Lightly steam asparagus to your liking. If you are lucky enough to get your hands on white asparagus, you’ll need to cook them longer until they’re very tender.
In the meantime, melt the butter in a small saucepan over low to medium heat.
Once your asparagus is plated, add the hard cooked eggs to the butter and warm gently. Season the butter mixture with parsley, a squeeze of lemon juice, salt and pepper.
Adorn the asparagus generously with the egg and butter sauce, garnish with paprika if you like and serve right away. Cava optional but highly recommended.
Serves 2 as a meal, 4 as a side dish
I didn’t grow up knowing rhubarb. I imagine that it simply was not something my family new anything about. I remember reading about rhubarb in my teens and thinking, “Oh, why would one bother eating something so tart and stringy? Meh.” I wasn’t really intrigued, the way I was with artichokes or sushi or Indian food, none with which my family was familiar either.

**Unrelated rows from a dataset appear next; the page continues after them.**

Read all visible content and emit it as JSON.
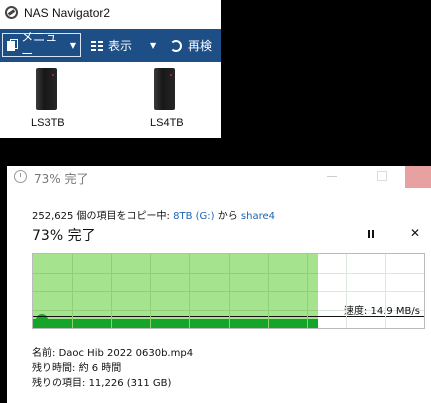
{
  "nas_window": {
    "title": "NAS Navigator2",
    "menu_label": "メニュー",
    "view_label": "表示",
    "refresh_label": "再検",
    "devices": [
      {
        "name": "LS3TB"
      },
      {
        "name": "LS4TB"
      }
    ]
  },
  "copy_dialog": {
    "title": "73% 完了",
    "summary_prefix": "252,625 個の項目をコピー中: ",
    "source": "8TB (G:)",
    "summary_mid": " から ",
    "destination": "share4",
    "progress_text": "73% 完了",
    "progress_fraction": 0.73,
    "speed_label": "速度: 14.9 MB/s",
    "name_label": "名前:",
    "name_value": "Daoc Hib 2022 0630b.mp4",
    "time_left_label": "残り時間:",
    "time_left_value": "約 6 時間",
    "items_left_label": "残りの項目:",
    "items_left_value": "11,226 (311 GB)"
  },
  "colors": {
    "toolbar_bg": "#1d4f86",
    "progress_fill": "#a6e38f",
    "speed_fill": "#16a52b",
    "link": "#1c63b7",
    "close_hover": "#e8a1a1"
  }
}
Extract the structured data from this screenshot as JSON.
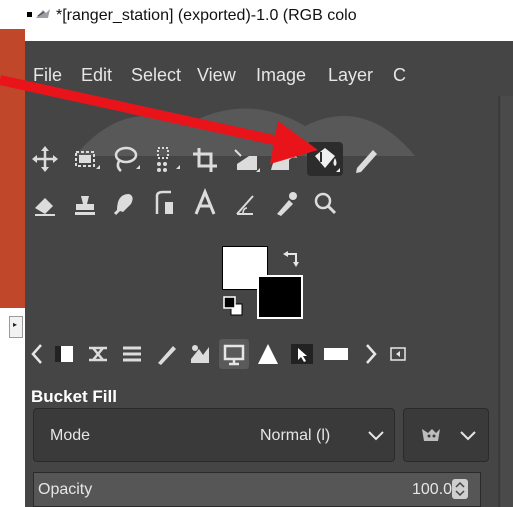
{
  "window": {
    "title": "*[ranger_station] (exported)-1.0 (RGB colo"
  },
  "menubar": {
    "items": [
      "File",
      "Edit",
      "Select",
      "View",
      "Image",
      "Layer",
      "C"
    ]
  },
  "toolbox": {
    "active_tool": "bucket-fill",
    "foreground_color": "#ffffff",
    "background_color": "#000000"
  },
  "tool_options": {
    "title": "Bucket Fill",
    "mode_label": "Mode",
    "mode_value": "Normal (l)",
    "opacity_label": "Opacity",
    "opacity_value": "100.0"
  },
  "annotation": {
    "arrow_color": "#e8141a"
  }
}
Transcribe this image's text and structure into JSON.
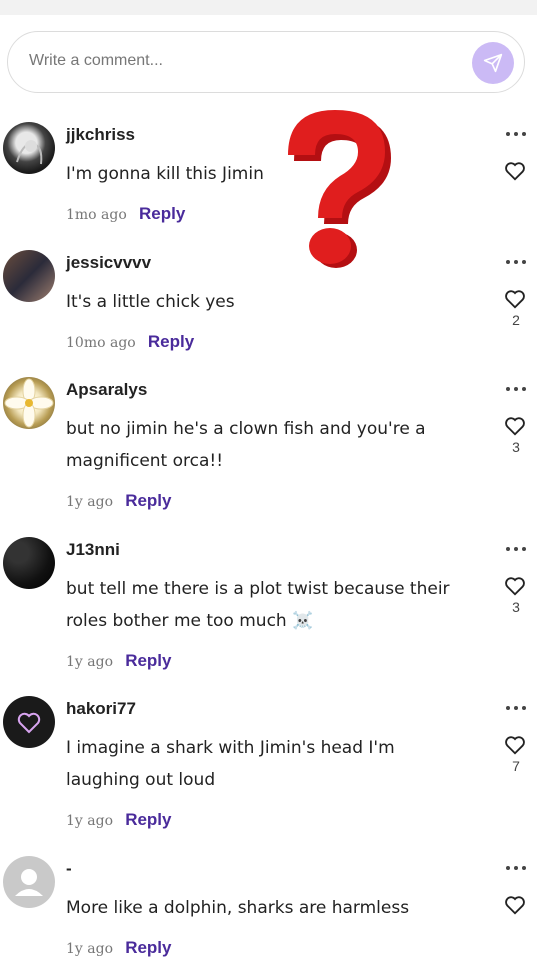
{
  "composer": {
    "placeholder": "Write a comment..."
  },
  "comments": [
    {
      "username": "jjkchriss",
      "lines": [
        "I'm gonna kill this Jimin"
      ],
      "time": "1mo ago",
      "reply": "Reply",
      "likes": ""
    },
    {
      "username": "jessicvvvv",
      "lines": [
        "It's a little chick yes"
      ],
      "time": "10mo ago",
      "reply": "Reply",
      "likes": "2"
    },
    {
      "username": "Apsaralys",
      "lines": [
        "but no jimin he's a clown fish and you're a",
        "magnificent orca!!"
      ],
      "time": "1y ago",
      "reply": "Reply",
      "likes": "3"
    },
    {
      "username": "J13nni",
      "lines": [
        "but tell me there is a plot twist because their",
        "roles bother me too much ☠️"
      ],
      "time": "1y ago",
      "reply": "Reply",
      "likes": "3"
    },
    {
      "username": "hakori77",
      "lines": [
        "I imagine a shark with Jimin's head I'm",
        "laughing out loud"
      ],
      "time": "1y ago",
      "reply": "Reply",
      "likes": "7"
    },
    {
      "username": "-",
      "lines": [
        "More like a dolphin, sharks are harmless"
      ],
      "time": "1y ago",
      "reply": "Reply",
      "likes": ""
    }
  ],
  "colors": {
    "accent": "#4a2b9b",
    "send_button": "#cbbaf5",
    "question_mark": "#e01e1e"
  },
  "icons": {
    "send": "send-icon",
    "more": "more-dots-icon",
    "like": "heart-icon",
    "overlay": "question-mark-icon"
  }
}
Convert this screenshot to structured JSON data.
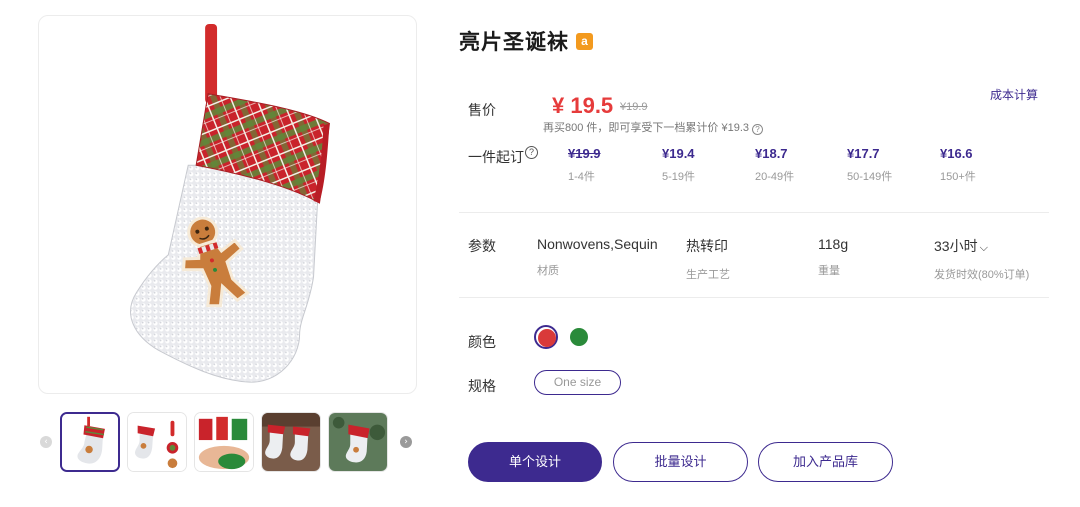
{
  "product": {
    "title": "亮片圣诞袜",
    "badge_letter": "a",
    "badge_color": "#f39a1e"
  },
  "pricing": {
    "cost_link": "成本计算",
    "sale_label": "售价",
    "price": "¥ 19.5",
    "original_price": "¥19.9",
    "bulk_note": "再买800 件，即可享受下一档累计价 ¥19.3",
    "moq_label": "一件起订",
    "tiers": [
      {
        "price": "¥19.9",
        "qty": "1-4件",
        "strikethrough": true
      },
      {
        "price": "¥19.4",
        "qty": "5-19件",
        "strikethrough": false
      },
      {
        "price": "¥18.7",
        "qty": "20-49件",
        "strikethrough": false
      },
      {
        "price": "¥17.7",
        "qty": "50-149件",
        "strikethrough": false
      },
      {
        "price": "¥16.6",
        "qty": "150+件",
        "strikethrough": false
      }
    ]
  },
  "params": {
    "label": "参数",
    "items": [
      {
        "value": "Nonwovens,Sequin",
        "key": "材质"
      },
      {
        "value": "热转印",
        "key": "生产工艺"
      },
      {
        "value": "118g",
        "key": "重量"
      },
      {
        "value": "33小时",
        "key": "发货时效(80%订单)"
      }
    ]
  },
  "options": {
    "color_label": "颜色",
    "colors": [
      {
        "name": "red",
        "hex": "#d93a3a",
        "selected": true
      },
      {
        "name": "green",
        "hex": "#2a8a3a",
        "selected": false
      }
    ],
    "size_label": "规格",
    "size_value": "One size"
  },
  "actions": {
    "single_design": "单个设计",
    "batch_design": "批量设计",
    "add_to_library": "加入产品库"
  },
  "gallery": {
    "thumb_count": 5,
    "active_index": 0
  },
  "colors": {
    "accent": "#3d2a8f",
    "price_red": "#e63b3b"
  }
}
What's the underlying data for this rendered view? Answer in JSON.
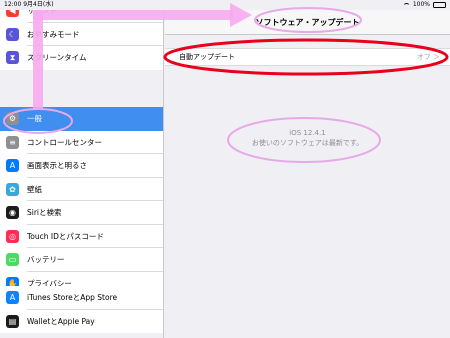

As a young adult I ventured out to Ontario to complete a year-long internship program in a small town. It wasn’t really a small town, but being a “big city gal,” I felt stifled in this small city. I truly believe, though, that everywhere you go, there is something charming and lovely that you come across. It was hard to find this something charming. The house I rented was lovely–about 90 years old with stained glass windows. And the southern Ontario thunderstorms were grand. But I was still waiting for something to really charm me.
Then one day in the cafeteria I spotted little dishes of rosy rhubarb crumble. And I was intrigued. I bought a dish with my hard-earned, measly stipend and tucked in. My tastebuds jolted with the tart, herbal aroma of the rhubarb, cut gently with chunks of sweet apple and soothed by the crumbly brown sugar topping. I was hooked. How could I have missed out on this all my life?
I’m making up for lost time now. Rhubarb is one of the first signs of Spring and hails the promise of longer, warmer days and a plentiful growing season. I scoop up great armfuls at the market and at our community garden and transform it into culinary delights to enjoy now and later in the year.
Sometimes later acquaintances make for lifelong friends.